She recently appeared at a fundraiser for the aforementioned Arpaio (video courtesy KTVK) -

Once you get past her pseudo-standup comedy part of her time on stage, she gets into the "ignorant" part.

Starting at the 3:35 point in the video, she starts talking about some of the good things that Arpaio does that no one really knows about.

Like leaving water for immigrants crossing the Rio Grande to come into Arizona.

Like having Hispanic people as half of his MCSO staff.


A. The Rio Grande River forms part of the border between *Texas* and Mexico, not Arizona and Mexico*.

B. The MCSO itself states that 23% of its employees are Hispanic.  Not even close to 50%.

* - Courtesy U of A, a map of rivers in AZ (note the lack of a river along the border with Mexico, much less one named "Rio Grande") -

And then, she serenades Arpaio (starting at approximately the 5:10 point in the video, ending at approximately the 8:48 mark).

In terms of quality, it wasn't "bad".  It went on way too long, but otherwise, well, it wasn't Mitt Romney singing "America The Beautiful".  In other words, it wasn't painful to watch.

However, in terms of "image", it doesn't exactly say "serious candidate here" either.
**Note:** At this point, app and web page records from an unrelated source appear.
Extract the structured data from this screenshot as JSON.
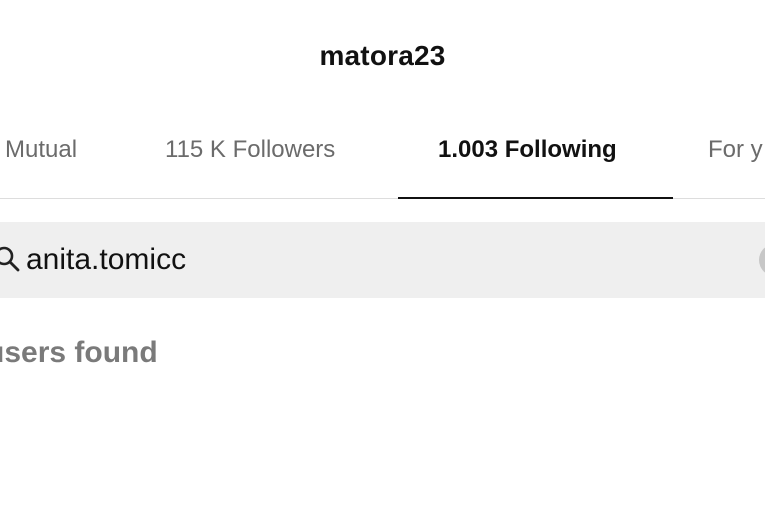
{
  "header": {
    "username": "matora23"
  },
  "tabs": [
    {
      "label": "Mutual",
      "active": false
    },
    {
      "label": "115 K Followers",
      "active": false
    },
    {
      "label": "1.003 Following",
      "active": true
    },
    {
      "label": "For y",
      "active": false
    }
  ],
  "search": {
    "value": "anita.tomicc",
    "icon": "search-icon",
    "clear_icon": "clear-icon"
  },
  "results": {
    "message": "users found"
  },
  "colors": {
    "active_tab": "#111111",
    "inactive_tab": "#6b6b6b",
    "search_bg": "#efefef",
    "muted_text": "#7a7a7a"
  }
}
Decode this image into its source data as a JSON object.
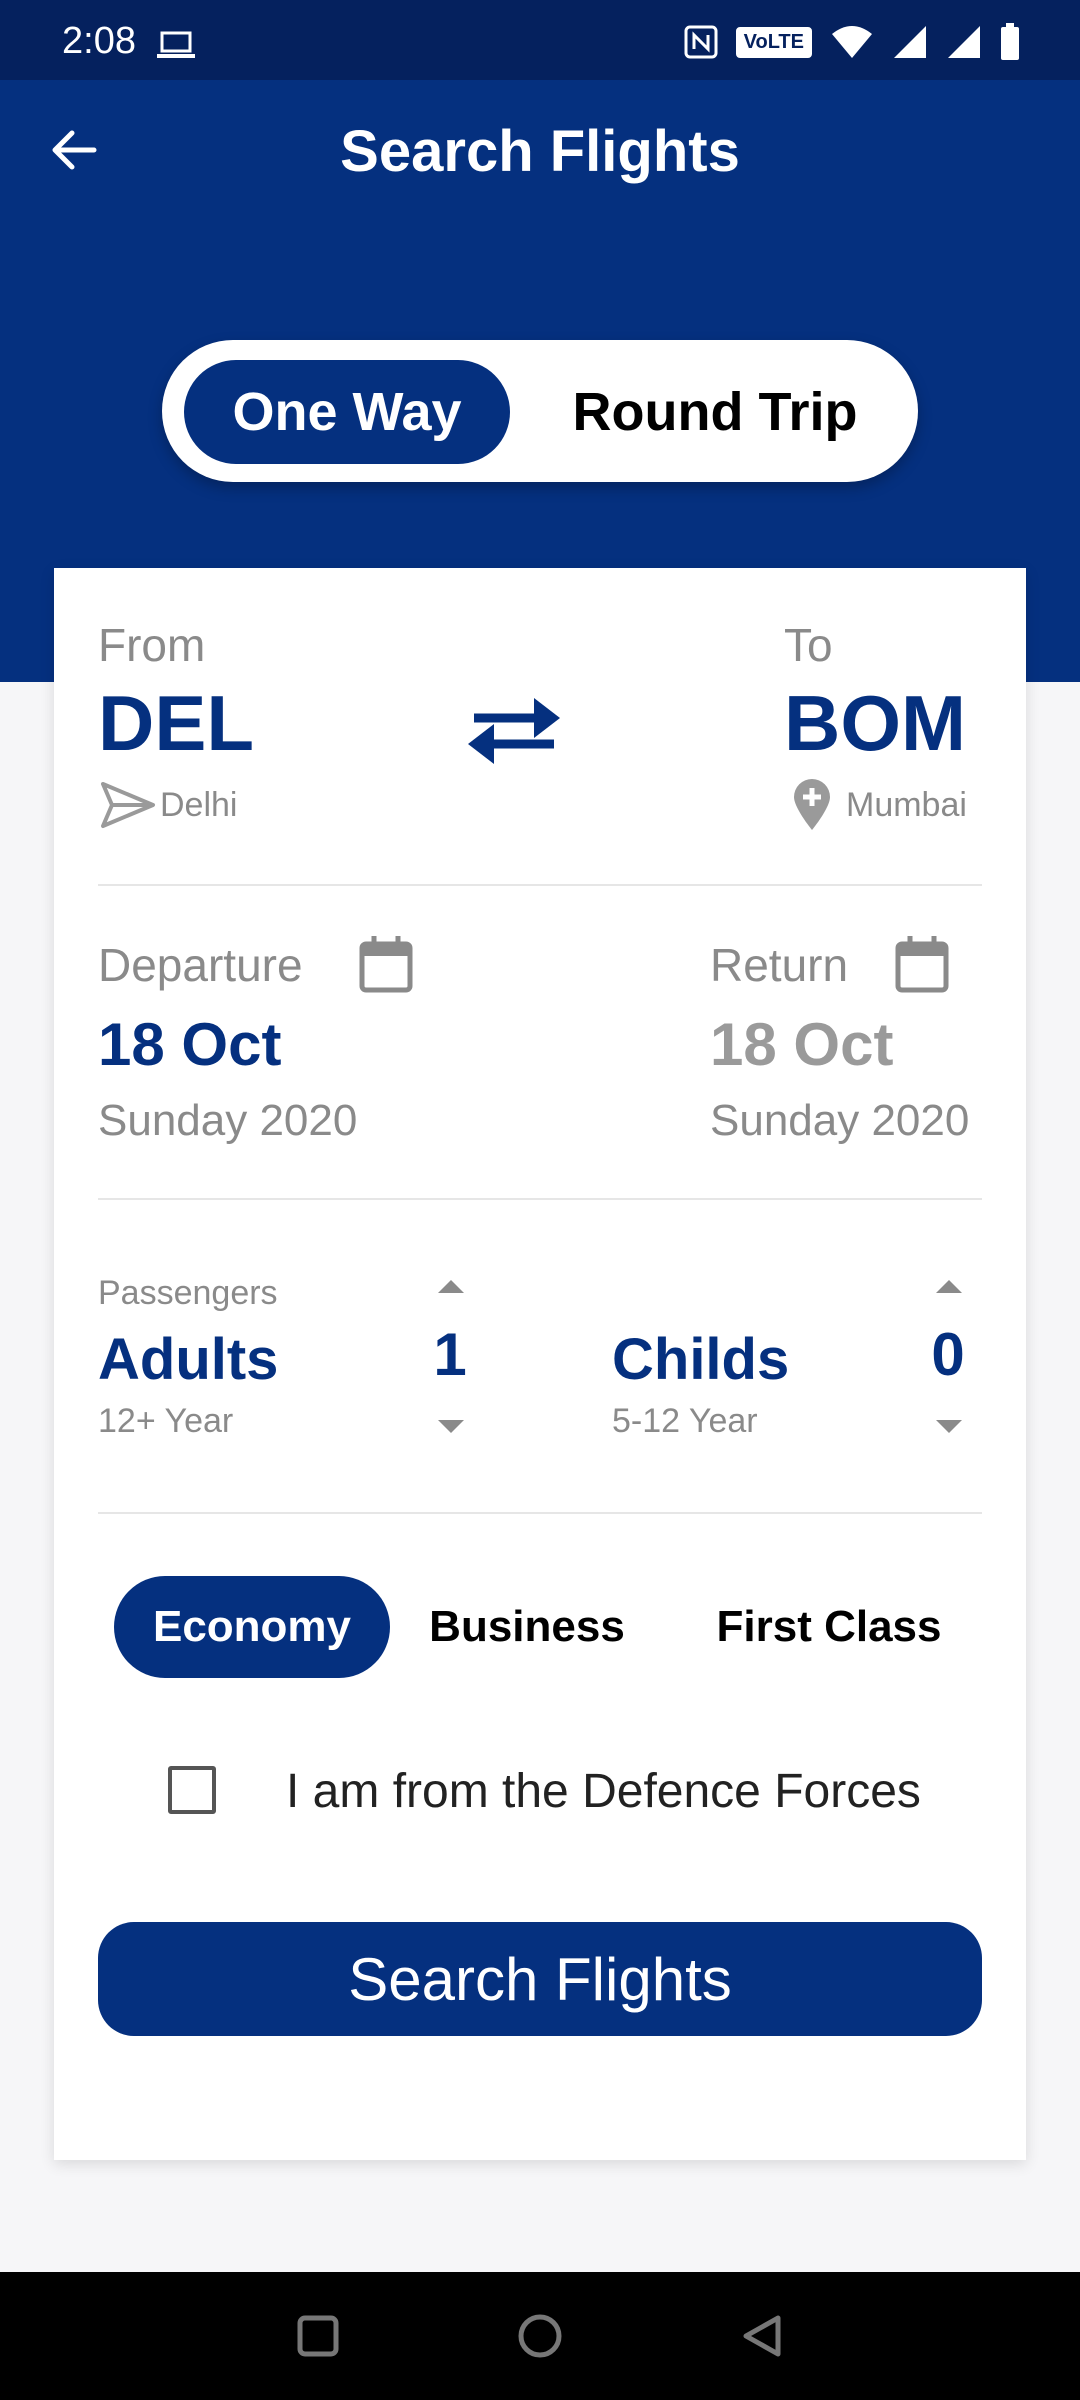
{
  "status_bar": {
    "time": "2:08",
    "volte": "VoLTE"
  },
  "header": {
    "title": "Search Flights"
  },
  "trip_type": {
    "selected": "One Way",
    "one_way": "One Way",
    "round_trip": "Round Trip"
  },
  "route": {
    "from_label": "From",
    "from_code": "DEL",
    "from_city": "Delhi",
    "to_label": "To",
    "to_code": "BOM",
    "to_city": "Mumbai"
  },
  "dates": {
    "departure_label": "Departure",
    "departure_date": "18 Oct",
    "departure_sub": "Sunday 2020",
    "return_label": "Return",
    "return_date": "18 Oct",
    "return_sub": "Sunday 2020"
  },
  "passengers": {
    "label": "Passengers",
    "adults_label": "Adults",
    "adults_age": "12+ Year",
    "adults_count": "1",
    "childs_label": "Childs",
    "childs_age": "5-12 Year",
    "childs_count": "0"
  },
  "cabin_class": {
    "selected": "Economy",
    "options": [
      "Economy",
      "Business",
      "First Class"
    ]
  },
  "defence": {
    "label": "I am from the Defence Forces",
    "checked": false
  },
  "search_button": {
    "label": "Search Flights"
  },
  "colors": {
    "primary": "#05307f",
    "status": "#05215e",
    "muted": "#8a8a8a"
  }
}
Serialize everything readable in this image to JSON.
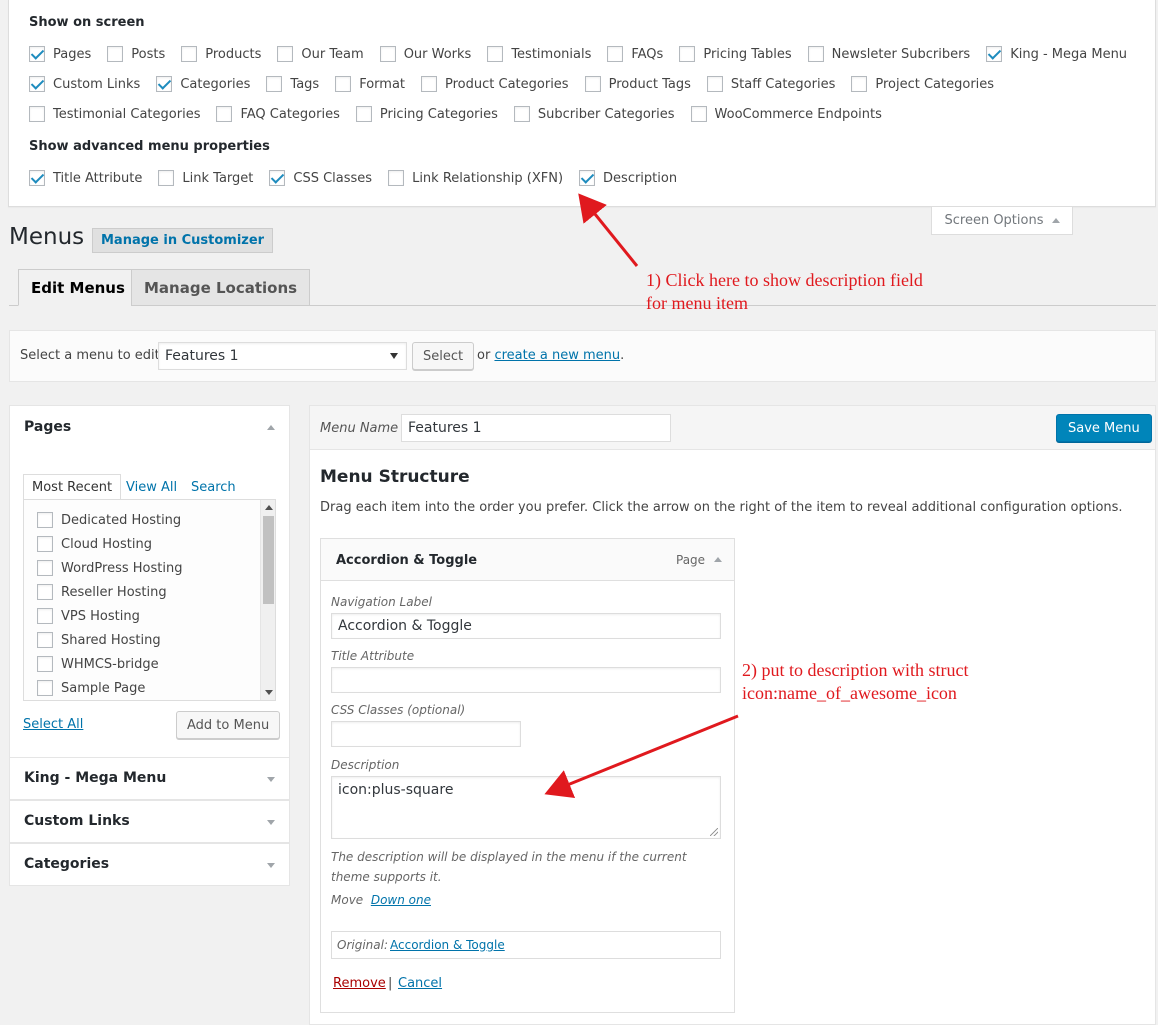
{
  "screen_options": {
    "heading": "Show on screen",
    "boxes": [
      [
        {
          "label": "Pages",
          "checked": true
        },
        {
          "label": "Posts",
          "checked": false
        },
        {
          "label": "Products",
          "checked": false
        },
        {
          "label": "Our Team",
          "checked": false
        },
        {
          "label": "Our Works",
          "checked": false
        },
        {
          "label": "Testimonials",
          "checked": false
        },
        {
          "label": "FAQs",
          "checked": false
        },
        {
          "label": "Pricing Tables",
          "checked": false
        },
        {
          "label": "Newsleter Subcribers",
          "checked": false
        },
        {
          "label": "King - Mega Menu",
          "checked": true
        }
      ],
      [
        {
          "label": "Custom Links",
          "checked": true
        },
        {
          "label": "Categories",
          "checked": true
        },
        {
          "label": "Tags",
          "checked": false
        },
        {
          "label": "Format",
          "checked": false
        },
        {
          "label": "Product Categories",
          "checked": false
        },
        {
          "label": "Product Tags",
          "checked": false
        },
        {
          "label": "Staff Categories",
          "checked": false
        },
        {
          "label": "Project Categories",
          "checked": false
        }
      ],
      [
        {
          "label": "Testimonial Categories",
          "checked": false
        },
        {
          "label": "FAQ Categories",
          "checked": false
        },
        {
          "label": "Pricing Categories",
          "checked": false
        },
        {
          "label": "Subcriber Categories",
          "checked": false
        },
        {
          "label": "WooCommerce Endpoints",
          "checked": false
        }
      ]
    ],
    "advanced_heading": "Show advanced menu properties",
    "advanced": [
      {
        "label": "Title Attribute",
        "checked": true
      },
      {
        "label": "Link Target",
        "checked": false
      },
      {
        "label": "CSS Classes",
        "checked": true
      },
      {
        "label": "Link Relationship (XFN)",
        "checked": false
      },
      {
        "label": "Description",
        "checked": true
      }
    ],
    "tab_label": "Screen Options"
  },
  "header": {
    "title": "Menus",
    "customizer_button": "Manage in Customizer"
  },
  "tabs": {
    "edit": "Edit Menus",
    "manage": "Manage Locations"
  },
  "select_bar": {
    "label": "Select a menu to edit:",
    "selected": "Features 1",
    "button": "Select",
    "or_text": "or",
    "create_link": "create a new menu",
    "period": "."
  },
  "sidebar": {
    "pages": {
      "title": "Pages",
      "tabs": [
        "Most Recent",
        "View All",
        "Search"
      ],
      "items": [
        "Dedicated Hosting",
        "Cloud Hosting",
        "WordPress Hosting",
        "Reseller Hosting",
        "VPS Hosting",
        "Shared Hosting",
        "WHMCS-bridge",
        "Sample Page"
      ],
      "select_all": "Select All",
      "add_button": "Add to Menu"
    },
    "sections": [
      "King - Mega Menu",
      "Custom Links",
      "Categories"
    ]
  },
  "menu": {
    "name_label": "Menu Name",
    "name_value": "Features 1",
    "save_button": "Save Menu",
    "structure_title": "Menu Structure",
    "instructions": "Drag each item into the order you prefer. Click the arrow on the right of the item to reveal additional configuration options.",
    "item": {
      "title": "Accordion & Toggle",
      "type": "Page",
      "nav_label_label": "Navigation Label",
      "nav_label_value": "Accordion & Toggle",
      "title_attr_label": "Title Attribute",
      "title_attr_value": "",
      "css_label": "CSS Classes (optional)",
      "css_value": "",
      "description_label": "Description",
      "description_value": "icon:plus-square",
      "description_help": "The description will be displayed in the menu if the current theme supports it.",
      "move_label": "Move",
      "move_link": "Down one",
      "original_label": "Original:",
      "original_link": "Accordion & Toggle",
      "remove": "Remove",
      "separator": "|",
      "cancel": "Cancel"
    }
  },
  "annotations": {
    "note1_line1": "1) Click here to show description field",
    "note1_line2": "for menu item",
    "note2_line1": "2) put to description with struct",
    "note2_line2": "icon:name_of_awesome_icon",
    "color": "#e0191e"
  }
}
On the other hand, at least she didn't try to do an impression of Marilyn Monroe serenading JFK for his birthday in 1962.

Which was fine for the time period and subtext (the JFK/Monroe relationship) in 1962 (I suppose; it was kind of before my time), but would have brought a whole new level of "creepy" to the Arpaio event.

No comments: